Offering a truly flagship 5G experience
Primarily, the Snapdragon 865 utilizes an external rather than internal 5G modem so as not to compromise on the capabilities of Qualcomm’s latest premium-tier platform. “When we look at the X55 and the ability to deliver the maximum capabilities across all of the feature set, [external] looked like the right approach,” explained Amon, “especially when we looked at the size of the modem, as well as the performance of the application processor.”
In other words, the features and capabilities of the X55 require the modem to be a certain size and consume a certain amount of power. When integrating any piece of silicon, area size and power have implications for other components inside the chip.

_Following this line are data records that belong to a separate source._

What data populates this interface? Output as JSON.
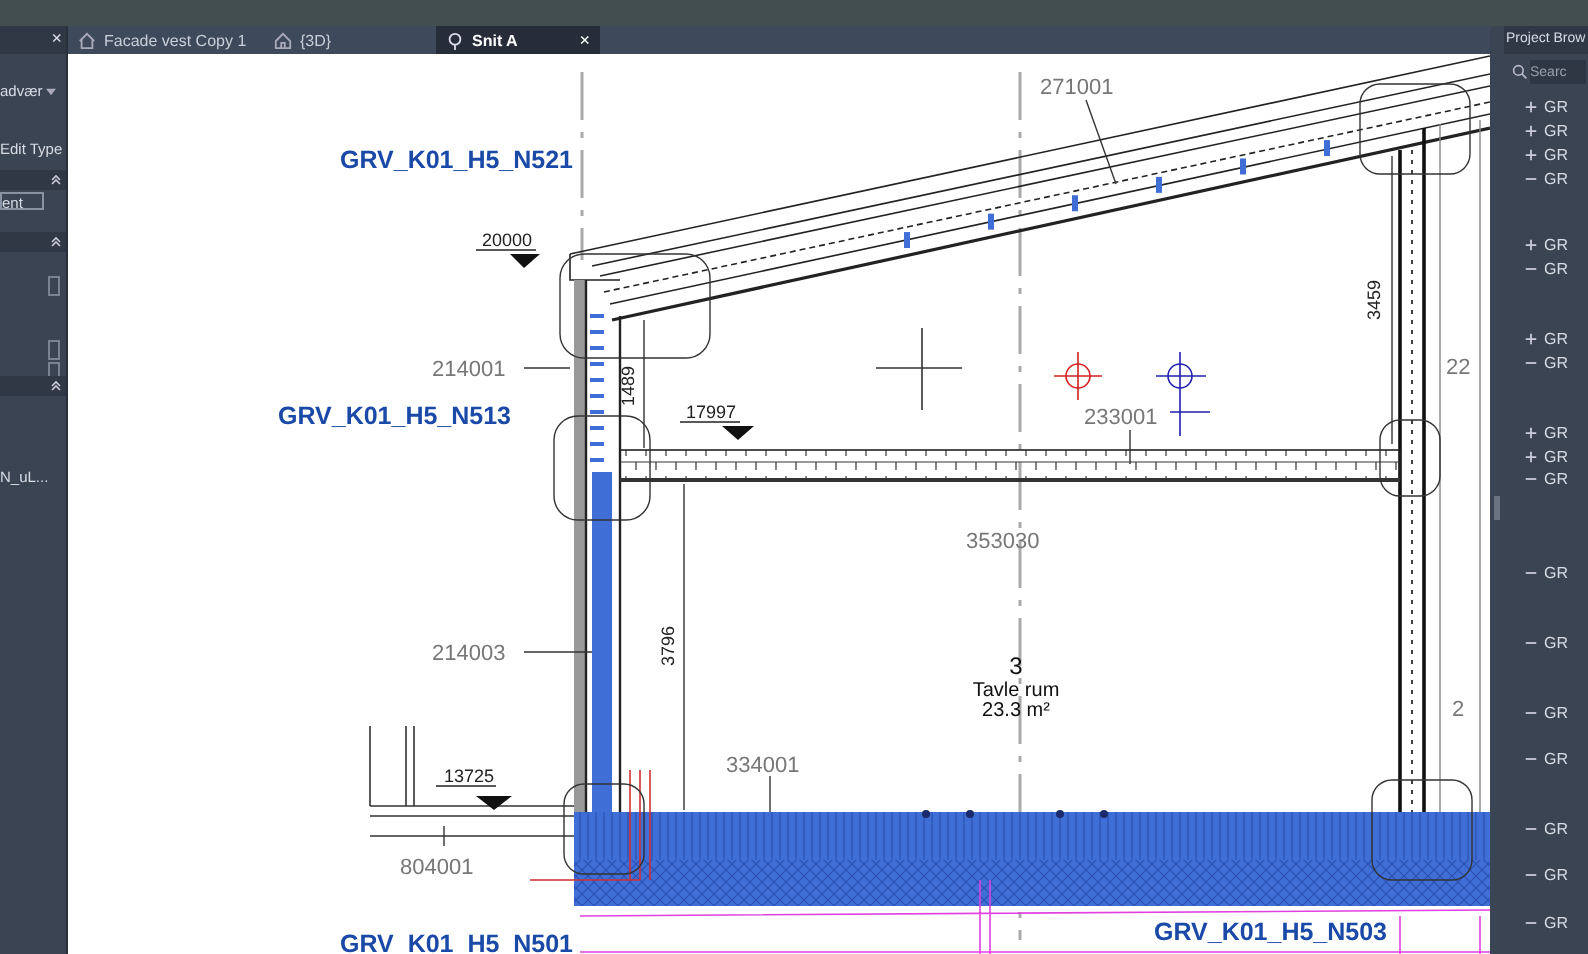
{
  "left_panel": {
    "close": "×",
    "dropdown": "advær",
    "edit_type": "Edit Type",
    "field_value": "ent",
    "item": "N_uL...",
    "checkboxes": [
      {
        "checked": false
      },
      {
        "checked": false
      },
      {
        "checked": false
      }
    ]
  },
  "tabs": [
    {
      "kind": "elevation",
      "label": "Facade vest Copy 1",
      "selected": false
    },
    {
      "kind": "model",
      "label": "{3D}",
      "selected": false
    },
    {
      "kind": "section",
      "label": "Snit A",
      "selected": true,
      "close": "×"
    }
  ],
  "canvas": {
    "labels": [
      {
        "kind": "tag",
        "text": "GRV_K01_H5_N521"
      },
      {
        "kind": "level",
        "text": "20000"
      },
      {
        "kind": "id",
        "text": "271001"
      },
      {
        "kind": "id",
        "text": "214001"
      },
      {
        "kind": "tag",
        "text": "GRV_K01_H5_N513"
      },
      {
        "kind": "dimension",
        "text": "1489"
      },
      {
        "kind": "level",
        "text": "17997"
      },
      {
        "kind": "id",
        "text": "233001"
      },
      {
        "kind": "dimension",
        "text": "3459"
      },
      {
        "kind": "id",
        "text": "22"
      },
      {
        "kind": "id",
        "text": "353030"
      },
      {
        "kind": "id",
        "text": "214003"
      },
      {
        "kind": "dimension",
        "text": "3796"
      },
      {
        "kind": "room-number",
        "text": "3"
      },
      {
        "kind": "room-name",
        "text": "Tavle rum"
      },
      {
        "kind": "room-area",
        "text": "23.3 m²"
      },
      {
        "kind": "id",
        "text": "2"
      },
      {
        "kind": "level",
        "text": "13725"
      },
      {
        "kind": "id",
        "text": "334001"
      },
      {
        "kind": "id",
        "text": "804001"
      },
      {
        "kind": "tag",
        "text": "GRV_K01_H5_N503"
      },
      {
        "kind": "tag",
        "text": "GRV_K01_H5_N501"
      }
    ]
  },
  "project_browser": {
    "title": "Project Brow",
    "search": {
      "placeholder": "Searc"
    },
    "items": [
      {
        "label": "GR",
        "expanded": false
      },
      {
        "label": "GR",
        "expanded": false
      },
      {
        "label": "GR",
        "expanded": false
      },
      {
        "label": "GR",
        "expanded": true
      },
      {
        "label": "GR",
        "expanded": false
      },
      {
        "label": "GR",
        "expanded": true
      },
      {
        "label": "GR",
        "expanded": false
      },
      {
        "label": "GR",
        "expanded": true
      },
      {
        "label": "GR",
        "expanded": false
      },
      {
        "label": "GR",
        "expanded": false
      },
      {
        "label": "GR",
        "expanded": true
      },
      {
        "label": "GR",
        "expanded": true
      },
      {
        "label": "GR",
        "expanded": true
      },
      {
        "label": "GR",
        "expanded": true
      },
      {
        "label": "GR",
        "expanded": true
      },
      {
        "label": "GR",
        "expanded": true
      },
      {
        "label": "GR",
        "expanded": true
      },
      {
        "label": "GR",
        "expanded": true
      }
    ]
  }
}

For example, a large modem might mean less space for high performance CPU of GPU silicon, not to mention extra heat that can impact the peak and sustained performance of nearby components.
Integration is more efficient, but Qualcomm is targeting maximum performance for both its processor and modem.

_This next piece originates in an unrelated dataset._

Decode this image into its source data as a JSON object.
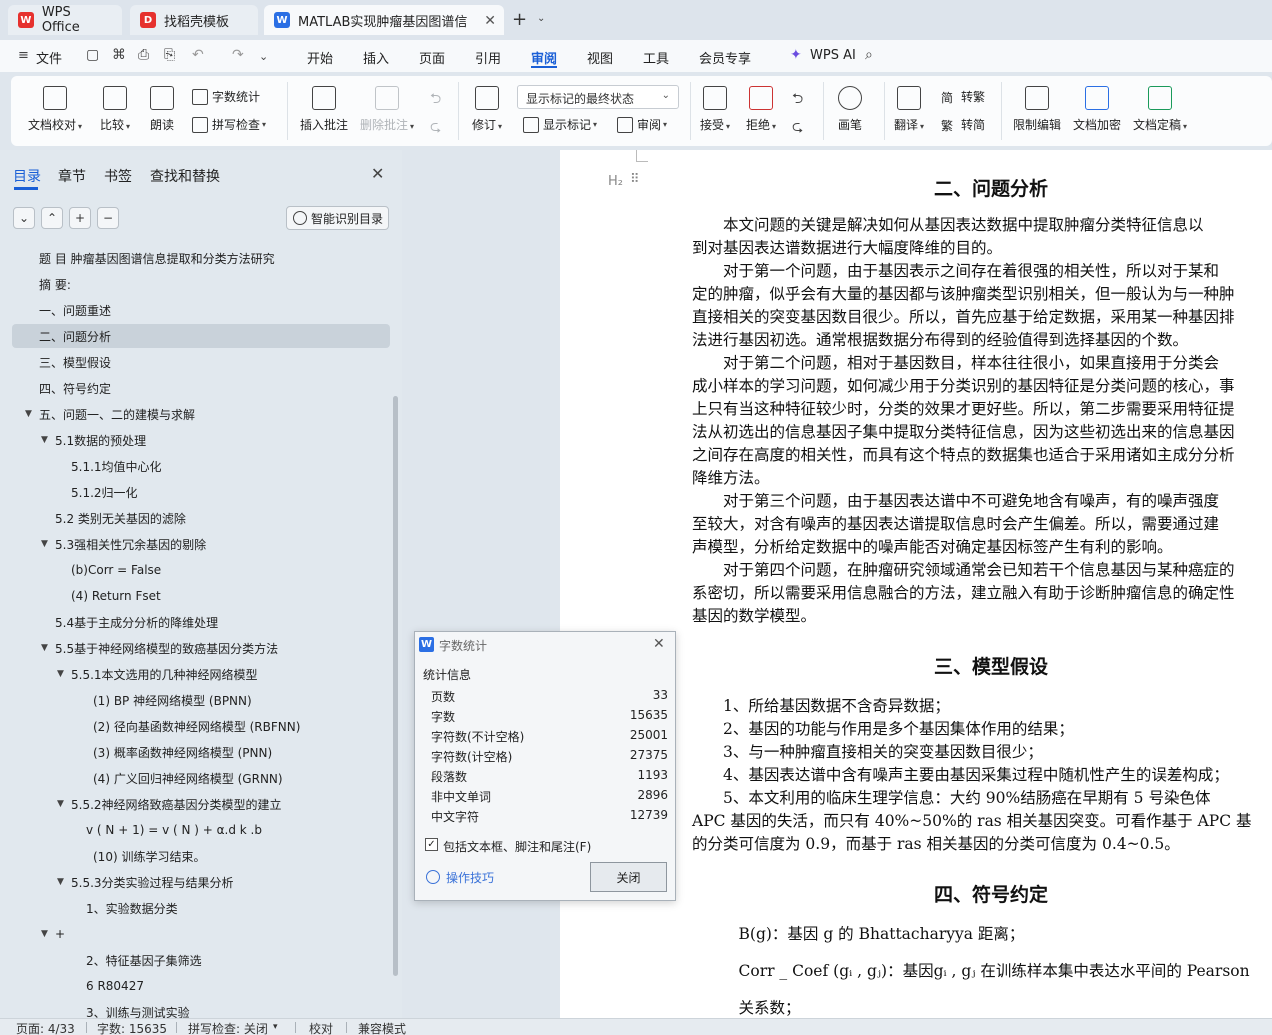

“Our view on the flagship [tier] is how can we deliver the best possible performance and the best that 5G can do? That’s what the X55 does,” said Amon. For Qualcomm, keeping the modem external means no compromises for both 5G capabilities and the Snapdragon 865’s computational performance.
Integration comes with costs

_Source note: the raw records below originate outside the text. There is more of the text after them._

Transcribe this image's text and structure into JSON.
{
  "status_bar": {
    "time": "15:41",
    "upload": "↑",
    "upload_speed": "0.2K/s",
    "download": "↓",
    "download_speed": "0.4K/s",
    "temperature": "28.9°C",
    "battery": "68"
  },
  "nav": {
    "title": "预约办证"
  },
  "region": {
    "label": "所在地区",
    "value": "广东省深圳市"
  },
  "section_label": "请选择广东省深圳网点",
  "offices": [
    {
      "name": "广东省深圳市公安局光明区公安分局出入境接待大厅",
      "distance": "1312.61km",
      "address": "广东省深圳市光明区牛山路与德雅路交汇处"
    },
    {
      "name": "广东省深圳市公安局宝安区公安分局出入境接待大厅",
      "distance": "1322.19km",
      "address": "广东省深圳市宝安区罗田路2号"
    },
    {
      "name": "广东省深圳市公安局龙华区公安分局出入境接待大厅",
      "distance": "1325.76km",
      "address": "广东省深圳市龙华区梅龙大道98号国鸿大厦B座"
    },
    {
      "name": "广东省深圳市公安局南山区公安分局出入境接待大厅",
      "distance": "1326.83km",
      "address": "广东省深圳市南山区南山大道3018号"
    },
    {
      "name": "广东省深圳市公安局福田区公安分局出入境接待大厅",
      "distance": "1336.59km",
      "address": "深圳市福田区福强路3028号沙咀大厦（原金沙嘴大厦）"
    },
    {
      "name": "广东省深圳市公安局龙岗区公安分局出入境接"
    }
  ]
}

Amon also noted that “some companies that rushed into integration” had significantly pared down the performance of their 5G modems. For example, Huawei’s external Balong 5000 5G modem supports sub-6GHz and mmWave spectrum, with download speeds up to 7.5Gbps. The Balong modem integrated into the Kirin 990 5G SoC is sub-6GHz only and tops out at 2.3Gbps. It’s the same with Samsung’s Exynos 980 SoC, which is missing mmWave support and peaks at 3.6Gbps with dual mode connectivity.
However, Samsung’s external Exynos 5100 modem part hits 6Gbps downloads with mmWave tech in tow, while the Exynos 5123 hits 7.35Gbps. Samsung is planning to pair its Exynos 990 with an external Exynos 5123 modem to hit blazing fast speeds and mmWave support. It’s clear that efforts to integrate 5G capabilities require compromises to performance.
Samsung's Exynos 990 will also be paired with an external modem to hit speeds above 7Gbps.
To see what Qualcomm has accomplished on the integrated side, look to the Snapdragon 765 and its Snapdragon X52 modem. The X52 supports 3.7Gbps download speeds and, perhaps more importantly, mmWave and dynamic spectrum sharing. It’s as good, if not better than its competitors. The X52 is clearly a very capable integrated part, but still operates at almost half the bandwidth of the X55. You still need to go external to find the most capable 5G modems on the market.
External needn’t be inefficient
While Qualcomm is clearly keen to talk up its capabilities and downplay the lack of integration, the Snapdragon X55 is a genuine step up from the X50 found in today’s devices.
Peak download speeds go from 5 to 7.6Gbps. The X55 also introduces support for 5G FDD spectrum and Standalone 5G networks. Importantly, it’s a dual-mode 4G and 5G modem, offering dynamic spectrum sharing for improved speeds and network transparency while the industry transitions and expands 5G coverage.
Interestingly, the Snapdragon 865 and X55 modem pairing is more efficient at 4G LTE than the Snapdragon 855’s integrated X24 modem. Amon explains that “the architecture has not compromised battery life” and the new solution actually offers a better day of 4G use than its predecessor. Using an external modem won’t have a negative impact on battery life when you’re in an area with only 4G coverage. 5G power consumption is clearly more demanding, but battery and networking performance will improve in 2020 smartphones.
As for when we’ll see an 800-series Snapdragon with an integrated modem? Apparently, we’ll have to return to Maui next year to find out. It will be 2021 before smartphones offer both premium-tier 5G performance with the area and energy benefits of an integrated chip.